9 Reasons why Employers should support Gigs
We’ve talked about the Gig Economy before in our comprehensive guide and since we published this the feedback we've had is that this term isn't well understood in New Zealand, but "part-time" is. So if you think part-time whenever Gig is mentioned in this blog, everything will make sense!
Anyway, in our last blog, we discussed all the various advantages and disadvantages being a Gig worker can offer job seekers, how can they become one and many of the situations they’ll encounter along the way. Now, we’ll take a look at the gig economy for employers and how these types of workers can often offer the best option. For many organisations, gig workers are often not considered to be as committed as full-time workers and therefore not essential to an overall company direction. However, a second look at the value they can provide will give you crucial insight as to why you should think about hiring these types of workers.
Here are 9 reasons why you should hire and keep gig workers
Why gig workers?
Gig workers are often older and highly skilled. People who look for gigs or part-time jobs may be more skilled than their regular working counterparts. There are plenty of reasons why a candidate would choose to look for a role that isn’t full time. They may have other commitments whether it's another job or otherwise or they just don't want to work as much.
Quite often gig workers are older workers and have a heap of experience that they want to use, to stay involved, active and engaged, and the bank ticking over. These people are hugely valuable to organisations and there are an increasing number of them as our population ages.
Gig workers are more flexible
Gig workers also provide flexibility to fit in with any business. This is especially useful for smaller organisations who may not be able to employ a full-time person. For example, you can hire a gig worker to take care of a specific project that can't be managed by your full-time employees, or bring in a consultant who has the depth experience to provide advice.
Gig workers are more motivated
Many people will take on a gig approach to work because they want to achieve a balance between a lifestyle and work. For many gig workers, they will balance a number of roles that will provide variety and interest. For others, they will want to fit work around their lifestyle. Effective gig workers are better time managers and are able to accurately gauge how much they can commit to a job or task. This helps them become more motivated, since they aren’t driven just by money, but an actual willingness to get the work done. This is a benefit to both the employee and the organisation, as both benefit from a focused approach to specific tasks or projects.
It allows you to retain talent for longer
There is a growing skills shortage across New Zealand and much of this is due to the number of people reaching their mid-sixties and wanting to retire or semi-retire. If a company has the option of transitioning full-time employees to being part-time or gig workers, then they are more likely to retain talent for longer. This also provides a more gradual transition of knowledge from older to younger workers. Once again this benefits both a business and an employee by retaining talent and experience, but also giving the person some flexibility as well as an opportunity to stay engaged, active and earning.
Can lower your costs
Hiring a gig worker can be a better option than a full-time employee because they will manage their own tax, ACC and KiwiSaver. As long as each gig worker has specific tasks and goals to achieve, and the delivery of these is managed, then there is a real opportunity to reduce operational expenses.
Makes operations more versatile
Finally, allowing gig workers into your organisation can give your operations an enormous amount of flexibility.

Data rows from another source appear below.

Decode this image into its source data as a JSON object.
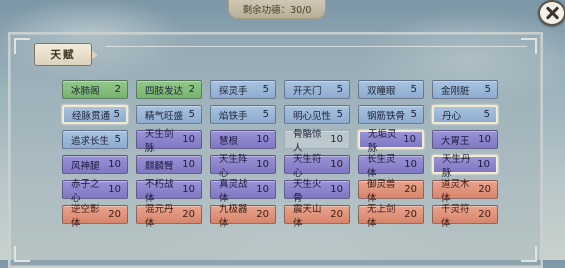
{
  "currency": {
    "label": "剩余功德：30/0"
  },
  "panel": {
    "tab_label": "天赋"
  },
  "colors": {
    "green": "#78b36f",
    "blue": "#8eacd0",
    "purple": "#7f78c2",
    "orange": "#d8856b"
  },
  "talents": [
    {
      "name": "冰肺阁",
      "level": "2",
      "color": "green"
    },
    {
      "name": "四肢发达",
      "level": "2",
      "color": "green"
    },
    {
      "name": "探灵手",
      "level": "5",
      "color": "blue"
    },
    {
      "name": "开天门",
      "level": "5",
      "color": "blue"
    },
    {
      "name": "双瞳眼",
      "level": "5",
      "color": "blue"
    },
    {
      "name": "金刚脏",
      "level": "5",
      "color": "blue"
    },
    {
      "name": "经脉贯通",
      "level": "5",
      "color": "blue",
      "selected": true
    },
    {
      "name": "精气旺盛",
      "level": "5",
      "color": "blue"
    },
    {
      "name": "焰铁手",
      "level": "5",
      "color": "blue"
    },
    {
      "name": "明心见性",
      "level": "5",
      "color": "blue"
    },
    {
      "name": "钢筋铁骨",
      "level": "5",
      "color": "blue"
    },
    {
      "name": "丹心",
      "level": "5",
      "color": "blue",
      "selected": true
    },
    {
      "name": "追求长生",
      "level": "5",
      "color": "blue"
    },
    {
      "name": "天生剑脉",
      "level": "10",
      "color": "purple"
    },
    {
      "name": "慧根",
      "level": "10",
      "color": "purple"
    },
    {
      "name": "骨骼惊人",
      "level": "10",
      "color": "ghost"
    },
    {
      "name": "无垢灵脉",
      "level": "10",
      "color": "purple",
      "selected": true
    },
    {
      "name": "大胃王",
      "level": "10",
      "color": "purple"
    },
    {
      "name": "风神腿",
      "level": "10",
      "color": "purple"
    },
    {
      "name": "麒麟臂",
      "level": "10",
      "color": "purple"
    },
    {
      "name": "天生阵心",
      "level": "10",
      "color": "purple"
    },
    {
      "name": "天生符心",
      "level": "10",
      "color": "purple"
    },
    {
      "name": "长生灵体",
      "level": "10",
      "color": "purple"
    },
    {
      "name": "天生丹脉",
      "level": "10",
      "color": "purple",
      "selected": true
    },
    {
      "name": "赤子之心",
      "level": "10",
      "color": "purple"
    },
    {
      "name": "不朽战体",
      "level": "10",
      "color": "purple"
    },
    {
      "name": "真灵战体",
      "level": "10",
      "color": "purple"
    },
    {
      "name": "天生火骨",
      "level": "10",
      "color": "purple"
    },
    {
      "name": "御灵兽体",
      "level": "20",
      "color": "orange"
    },
    {
      "name": "道灵木体",
      "level": "20",
      "color": "orange"
    },
    {
      "name": "逆空影体",
      "level": "20",
      "color": "orange"
    },
    {
      "name": "混元丹体",
      "level": "20",
      "color": "orange"
    },
    {
      "name": "九极器体",
      "level": "20",
      "color": "orange"
    },
    {
      "name": "震天山体",
      "level": "20",
      "color": "orange"
    },
    {
      "name": "无上剑体",
      "level": "20",
      "color": "orange"
    },
    {
      "name": "千灵符体",
      "level": "20",
      "color": "orange"
    }
  ]
}
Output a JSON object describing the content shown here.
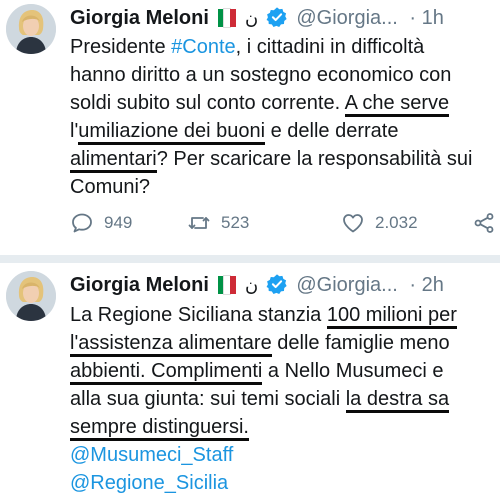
{
  "tweets": [
    {
      "author_name": "Giorgia Meloni",
      "author_badge": "ن",
      "handle": "@Giorgia...",
      "time": "· 1h",
      "lines": [
        [
          "Presidente ",
          "#Conte",
          ", i cittadini in difficoltà"
        ],
        [
          "hanno diritto a un sostegno economico con"
        ],
        [
          "soldi subito sul conto corrente. ",
          "A che serve"
        ],
        [
          "l'",
          "umiliazione dei buoni",
          " e delle derrate"
        ],
        [
          "alimentari",
          "? Per scaricare la responsabilità sui"
        ],
        [
          "Comuni?"
        ]
      ],
      "actions": {
        "reply_count": "949",
        "retweet_count": "523",
        "like_count": "2.032"
      }
    },
    {
      "author_name": "Giorgia Meloni",
      "author_badge": "ن",
      "handle": "@Giorgia...",
      "time": "· 2h",
      "lines": [
        [
          "La Regione Siciliana stanzia ",
          "100 milioni per"
        ],
        [
          "l'assistenza alimentare",
          " delle famiglie meno"
        ],
        [
          "abbienti. ",
          "Complimenti",
          " a Nello Musumeci e"
        ],
        [
          "alla sua giunta: sui temi sociali ",
          "la destra sa"
        ],
        [
          "sempre distinguersi."
        ],
        [
          "@Musumeci_Staff"
        ],
        [
          "@Regione_Sicilia"
        ]
      ]
    }
  ],
  "colors": {
    "link": "#1b95e0",
    "verified": "#1da1f2",
    "muted": "#657786",
    "flag_green": "#009246",
    "flag_white": "#ffffff",
    "flag_red": "#ce2b37",
    "underline": "#0a0a0a"
  },
  "icons": [
    "avatar",
    "italy-flag-icon",
    "verified-badge-icon",
    "reply-icon",
    "retweet-icon",
    "like-icon",
    "share-icon"
  ]
}
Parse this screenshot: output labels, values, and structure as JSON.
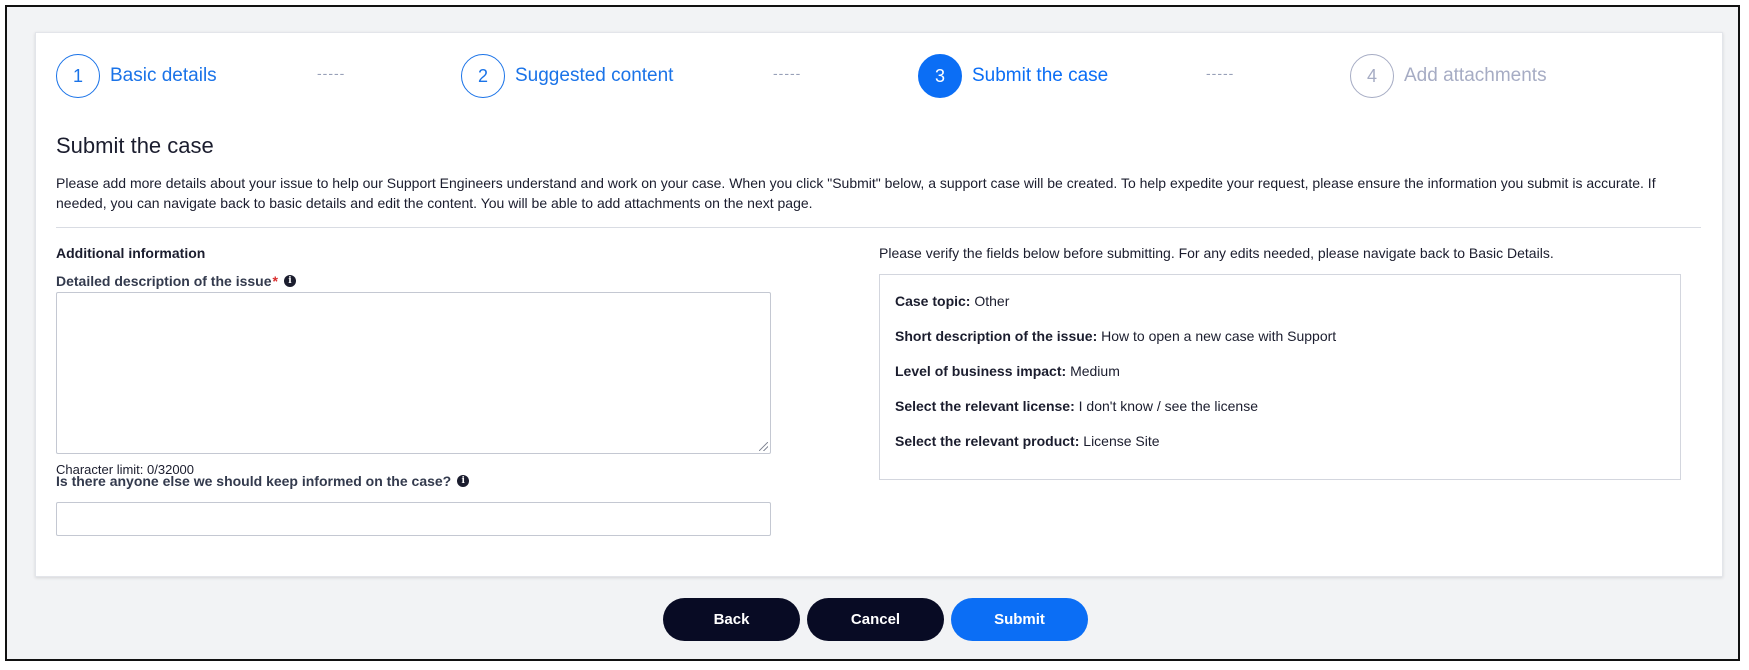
{
  "stepper": {
    "steps": [
      {
        "number": "1",
        "label": "Basic details",
        "state": "completed"
      },
      {
        "number": "2",
        "label": "Suggested content",
        "state": "completed"
      },
      {
        "number": "3",
        "label": "Submit the case",
        "state": "active"
      },
      {
        "number": "4",
        "label": "Add attachments",
        "state": "disabled"
      }
    ],
    "separator": "-----"
  },
  "page": {
    "title": "Submit the case",
    "intro": "Please add more details about your issue to help our Support Engineers understand and work on your case. When you click \"Submit\" below, a support case will be created. To help expedite your request, please ensure the information you submit is accurate. If needed, you can navigate back to basic details and edit the content. You will be able to add attachments on the next page."
  },
  "form": {
    "section_heading": "Additional information",
    "description_label": "Detailed description of the issue",
    "required_marker": "*",
    "description_value": "",
    "char_limit": "Character limit: 0/32000",
    "keep_informed_label": "Is there anyone else we should keep informed on the case?",
    "keep_informed_value": ""
  },
  "summary": {
    "note": "Please verify the fields below before submitting. For any edits needed, please navigate back to Basic Details.",
    "rows": [
      {
        "key": "Case topic:",
        "value": "Other"
      },
      {
        "key": "Short description of the issue:",
        "value": "How to open a new case with Support"
      },
      {
        "key": "Level of business impact:",
        "value": "Medium"
      },
      {
        "key": "Select the relevant license:",
        "value": "I don't know / see the license"
      },
      {
        "key": "Select the relevant product:",
        "value": "License Site"
      }
    ]
  },
  "actions": {
    "back": "Back",
    "cancel": "Cancel",
    "submit": "Submit"
  },
  "icons": {
    "info": "info-icon",
    "resize": "resize-grip-icon"
  },
  "colors": {
    "accent": "#0b6ef5",
    "dark_button": "#080b24",
    "disabled": "#a6acc4",
    "required": "#d92d2d"
  }
}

An organisation can take on different people for different tasks as and when required, and not as full-time employees. The key to understanding this particular aspect is that this versatility can be instrumental if tapped in to at the right time. Think of gig workers as outsourced support that you can bring in any time - and if you manage to develop a more permanent relationship, for instance with a higher skill older professional, it could provide benefit long term.
Allows for dynamic career opportunities
In today’s fast-changing businesses, the pressure to remain ahead of the latest developments is often considered to be the responsibility of employers. However, employees are just as aware of these developments - this, in turn, creates an environment where the idea of staying a long time with a single company is less desirable than exploring one’s options with different areas of employment.
For older workers, this is a space where they can thrive - with their years of experience now supported by the ability to pick and choose where they work, there has never been a more critical time for employers to understand this change and benefit from it.
Improve your standing in the hiring industry
If you are open to employing gig workers you are likely to receive more applications, potentially boosting your field of talent from which you can hire. Word travels fast and if you are looking for experience and skill, older workers are more likely to work for a company that allows gigs.
Helps fill in gaps in both experience and manpower
It’s no secret that companies today lack the workers they need to fulfil specific roles, but what’s becoming more apparent is that they also need workers with experience. With a growing gap, the gig economy provides another opportunity source talent to fill this. To move ahead, a change of perspective may be needed. While for some companies the gig economy could be seen as a potentially unstable environment due to its shifting nature, for others it can also be seen as offering a large pool of talent that can be easily integrated.
Gig workers, especially those in the older age bracket, are undoubtedly one of the most untapped resources available to organisations. With their talent, ability to adapt to all situations and their unique sense of drive, employers should look to gig workers, not as potential employees, but partners in furthering their own business goals.